I've got another one. This year coincidentally marks the 60th anniversary of ergonomics in the UK - as it was in 1949 that the Ergonomics Research Society first formed. Now known as The Ergonomics Society (and changing its name this year to the Institute of Ergonomics and Human Factors) the Society is the UK's professional body for this field, with some 1500 members.

I'm involved with The Ergonomics Society as its Chair of External Relations, and we're planning a host of events throughout the year to mark the anniversary. There is a series of breakfast meetings for industry practitioners, there's an historical Society lecture at the Royal Society of Arts in May, a prestigious anniversary conference at the Royal College of Physicians in April, and we're culminating with an ergonomics exhibition at the Design Museum opening in November.

The exhibition, which we've called Real World Design, is being run in partnership between Brunel University (myself and Fergus Bisset), Loughborough University (Prof Roger Haslam), the Design Museum and Laura Grant Associates, with support from The Ergonomics Society and the Office of the Rail Regulator. The project is funded by the EPSRC, and I dare say I'll be keeping you updated on it here as it progresses.

I like the synergy with the Murphy's law anniversary - ergonomics affects us all at an everyday level, and in many cases it is also about things going wrong. That is, a good application of ergonomics can stop (human-made) things going wrong in the first place. Maybe then, some years in the future, we could be celebrating another big milestone for ergonomics and everyone will have forgotten about Murphy's law...

Friday, 6 February 2009

Human-centred design

I’ll be honest right from the off - I'm a newbie. This is my first blog, and this is my first post. My plan for this blog is to share and air my views on human-centred design (HCD; aka ergonomics, aka human factors - semantic differences but essentially we’re all on the same side, and I use these terms interchangeably). My motivation is that I believe HCD matters - not just to my colleagues and me, but to everyone.

We all come across ergonomics every day, at home, at work, and at leisure. Consumer products, transport, workstations - any time we interact with, well, anything that’s been designed. But most of the time you probably don’t notice it - except when ergonomics goes bad, when it’s right in your face, causing errors and frustration.

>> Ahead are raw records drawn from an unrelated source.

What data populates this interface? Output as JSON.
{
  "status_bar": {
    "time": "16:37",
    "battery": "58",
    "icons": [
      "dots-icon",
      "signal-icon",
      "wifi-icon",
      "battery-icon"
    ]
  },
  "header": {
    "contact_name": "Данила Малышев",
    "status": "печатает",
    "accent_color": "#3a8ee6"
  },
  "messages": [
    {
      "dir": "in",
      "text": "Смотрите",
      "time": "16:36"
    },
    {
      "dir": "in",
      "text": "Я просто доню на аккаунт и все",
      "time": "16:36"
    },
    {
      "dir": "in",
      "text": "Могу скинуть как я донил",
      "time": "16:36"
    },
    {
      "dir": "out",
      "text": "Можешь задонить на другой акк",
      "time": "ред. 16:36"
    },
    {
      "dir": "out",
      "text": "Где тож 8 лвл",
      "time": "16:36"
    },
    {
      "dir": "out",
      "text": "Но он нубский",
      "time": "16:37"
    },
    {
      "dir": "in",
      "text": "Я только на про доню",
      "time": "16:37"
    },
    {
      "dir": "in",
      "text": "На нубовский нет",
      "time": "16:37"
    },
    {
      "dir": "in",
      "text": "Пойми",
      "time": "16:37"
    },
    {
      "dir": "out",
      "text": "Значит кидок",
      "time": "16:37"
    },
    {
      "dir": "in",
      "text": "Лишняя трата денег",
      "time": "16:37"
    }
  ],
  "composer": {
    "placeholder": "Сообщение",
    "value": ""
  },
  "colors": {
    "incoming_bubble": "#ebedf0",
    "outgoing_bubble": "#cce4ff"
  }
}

Sticking with the honesty, I’ll come clean and say I’m not a designer. My background is in psychology, and I got into this by applying my knowledge of what people can and can’t do to their performance in complex systems (transport - driver/pilot performance, in my case). But through my career I’ve come round to the idea that the people best placed to make a difference here are those who put the products and systems out into the real world - the designers and engineers. That’s why at Brunel University we’re training the next generation of human-centred designers.

Over the course of this blog I’d like to share our achievements at Brunel, as well as my own personal encounters with HCD in everyday life. I hope you find it useful as well as stimulating to think about your own experiences of HCD - good or bad.